“They poke around every year and encourage us [to participate], but there are no ... penalties for not doing it,” Financial Director Ken Post told the Board of Education during its June 12 meeting.

The Connecticut Nutrition Standards apply to foods offered for sale to students separately from a reimbursable school lunch or breakfast in public schools. The standards focus on:

  • Limiting fat, saturated fat, trans fat, sodium and sugars;

  • Moderating portion sizes;

  • Promoting increased intake of nutrient-dense foods.

According to CSDE, 12 of 33 school districts in Fairfield County participated in the healthy food certification program during the 2013-14 school year.

Food items offered at Miller-Driscoll, Cider Mill and Middlebrook are in compliance with the state’s nutrition standards. But food items sold in the school store at Wilton High School and bake sales held in school do not comply.

Because of the high school, Mr. Post said, the Wilton school district currently does not participate in the certification program.

If the Wilton school district decided to sign the statement, said Mr. Post, student bake sales, fund-raising activities on school premises that involve food, and certain foods sold in the school store and in vending machines would no longer be permitted.

According to the CSDE, foods that do not meet the Connecticut Nutrition Standards may be sold to students on school premises if the local board of education votes to allow exemptions and the following conditions are met:

  • The sale is in connection with an event occurring after the end of the regular school day or on the weekend;

  • The sale is at the location of the event;

  • The foods are not sold from a vending machine or school store.

The Connecticut Nutrition Standards groups foods into six categories: snacks, entrees, non-entree combination foods, fruits and vegetables, cooked grains, and soups.

Under the Connecticut Nutrition Standards, a food item must meet all of the nutritional standards for the specific food category to which it belongs, and meet at least one of three general standards in order to be sold to students:

  • Whole grain-rich foods;

  • Fruits, vegetables, dairy or protein foods must be the first ingredient;

  • Combination food that contains at least one-quarter cup of fruit and/or vegetable.

School districts that participate in the National School Lunch Program and certify compliance with the Connecticut Nutrition Standards each year receive reimbursement, said Mr. Post.

“I don’t remember the exact amount of dollars that they would give us for the food program, but I believe it’s less than $10,000,” Mr. Post told the board.

He said “there are a number of schools in the area that are considering coming off the school lunch program, if they aren’t by now, because it just restricts so much of what we can serve.”

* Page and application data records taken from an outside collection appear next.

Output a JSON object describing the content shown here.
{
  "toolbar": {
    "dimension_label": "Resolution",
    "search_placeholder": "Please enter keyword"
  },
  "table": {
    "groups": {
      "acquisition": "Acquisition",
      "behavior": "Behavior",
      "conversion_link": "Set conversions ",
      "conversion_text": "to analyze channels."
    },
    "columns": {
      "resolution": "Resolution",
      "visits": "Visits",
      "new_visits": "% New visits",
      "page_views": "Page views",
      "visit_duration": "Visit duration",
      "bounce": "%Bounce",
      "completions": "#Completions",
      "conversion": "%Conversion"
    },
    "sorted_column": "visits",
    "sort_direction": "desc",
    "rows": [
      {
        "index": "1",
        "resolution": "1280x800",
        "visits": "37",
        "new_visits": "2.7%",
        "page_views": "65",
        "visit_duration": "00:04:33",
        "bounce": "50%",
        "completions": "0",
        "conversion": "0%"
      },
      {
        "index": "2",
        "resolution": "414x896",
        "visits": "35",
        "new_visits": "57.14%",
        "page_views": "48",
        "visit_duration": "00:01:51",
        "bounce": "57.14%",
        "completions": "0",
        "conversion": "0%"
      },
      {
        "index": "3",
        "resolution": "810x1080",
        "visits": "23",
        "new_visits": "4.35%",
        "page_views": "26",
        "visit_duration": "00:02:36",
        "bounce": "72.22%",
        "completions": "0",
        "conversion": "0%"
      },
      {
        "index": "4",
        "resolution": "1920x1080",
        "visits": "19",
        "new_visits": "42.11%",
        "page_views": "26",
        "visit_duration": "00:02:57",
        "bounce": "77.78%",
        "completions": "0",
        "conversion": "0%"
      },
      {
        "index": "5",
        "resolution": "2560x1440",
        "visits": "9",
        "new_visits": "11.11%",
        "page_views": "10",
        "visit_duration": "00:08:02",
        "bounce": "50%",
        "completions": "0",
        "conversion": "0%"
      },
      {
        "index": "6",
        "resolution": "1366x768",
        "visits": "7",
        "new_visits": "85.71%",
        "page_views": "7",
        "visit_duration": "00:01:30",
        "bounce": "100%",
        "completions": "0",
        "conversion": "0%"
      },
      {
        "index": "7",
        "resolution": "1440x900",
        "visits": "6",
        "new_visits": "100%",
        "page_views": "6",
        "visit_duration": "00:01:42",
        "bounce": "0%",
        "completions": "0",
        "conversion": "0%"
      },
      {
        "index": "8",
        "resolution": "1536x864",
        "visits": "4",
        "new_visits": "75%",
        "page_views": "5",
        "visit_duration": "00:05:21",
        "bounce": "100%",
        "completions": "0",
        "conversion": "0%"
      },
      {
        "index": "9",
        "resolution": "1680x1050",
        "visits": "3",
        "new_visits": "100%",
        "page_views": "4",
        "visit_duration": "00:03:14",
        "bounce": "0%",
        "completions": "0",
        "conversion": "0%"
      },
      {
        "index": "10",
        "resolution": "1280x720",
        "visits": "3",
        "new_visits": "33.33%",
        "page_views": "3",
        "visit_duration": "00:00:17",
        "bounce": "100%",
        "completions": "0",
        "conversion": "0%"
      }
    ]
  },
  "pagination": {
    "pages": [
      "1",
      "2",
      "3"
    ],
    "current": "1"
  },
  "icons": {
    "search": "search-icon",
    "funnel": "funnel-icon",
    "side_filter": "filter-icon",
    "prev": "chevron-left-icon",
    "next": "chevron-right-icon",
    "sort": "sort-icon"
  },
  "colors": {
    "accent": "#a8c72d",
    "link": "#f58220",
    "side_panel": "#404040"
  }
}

Board member Chris Stroup said he would like to understand “what the delta is between what we serve and what would be considered appropriate under the standards.”

At the board’s request, Mr. Post agreed to provide further information regarding the types of food that do not meet the Connecticut Nutrition Standards.